Ask most chefs about the inspiration that led them to their chosen profession, and many will wax poetic about their childhood, spending time in the garden, cooking with mama or grandma, and reminiscing about the smells and tastes that take them home.
Not Ric Rosser, though.
No, the man who oversees the iconic Texas restaurant group, Saltgrass Steakhouse, will tell you quite plainly why he ended up where he is — a misspent college career and cotton.
Watch this. I promise — it all makes sense.

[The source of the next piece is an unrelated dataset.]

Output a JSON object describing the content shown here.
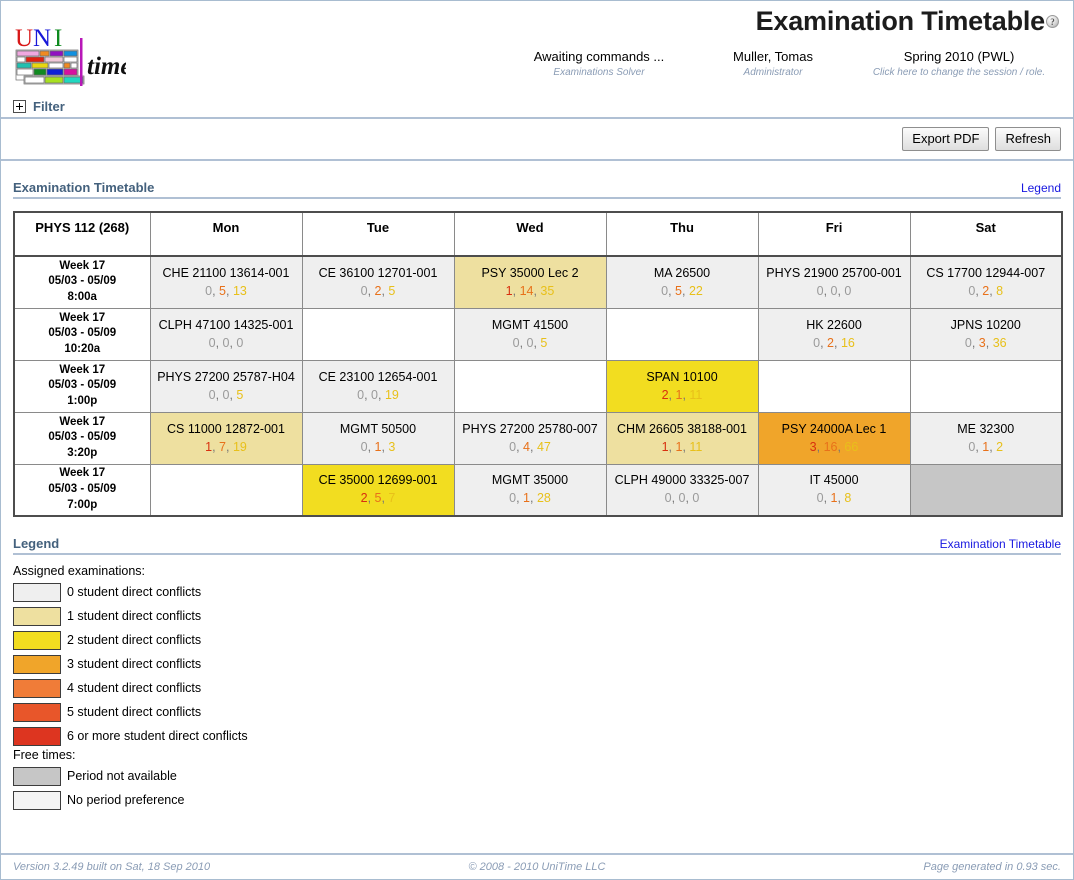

But through it all, one thing that has always remained steady with Chef Rosser is his commitment to all things Texas. The people, the land, that attitude — he has “Texas to the bone” emblazoned on the sleeve of his pseudo chef coat, which more closely resembles a mechanic’s shirt, because, ya know, that’s how they do it in Texas.
Recently, Rosser hosted a large group of chefs from around the world at the Amarillo location of Saltgrass, where he sought to convey his Texas maxim through food. And we think he nailed it.
From Range Rattlers (oversized, stuffed and deep-fried jalapenos) to bone-in Certified Angus Beef ® short ribs on a “mess of greens” and apple pie moonshine, dining chefs from some of the most exclusive restaurants and resorts in the Eastern hemisphere were wowed by Rosser’s expansive creations — which included hard-to-find bacon avocados among the ingredients.
It’s an old, often over-used adage that everything is bigger in Texas. In our experience, there’s also a lot of truth to that — especially if you look at the size of those short ribs.
Sometimes, I guess, bigger is better.
Never been to a Saltgrass? Hear all about it from the man himself.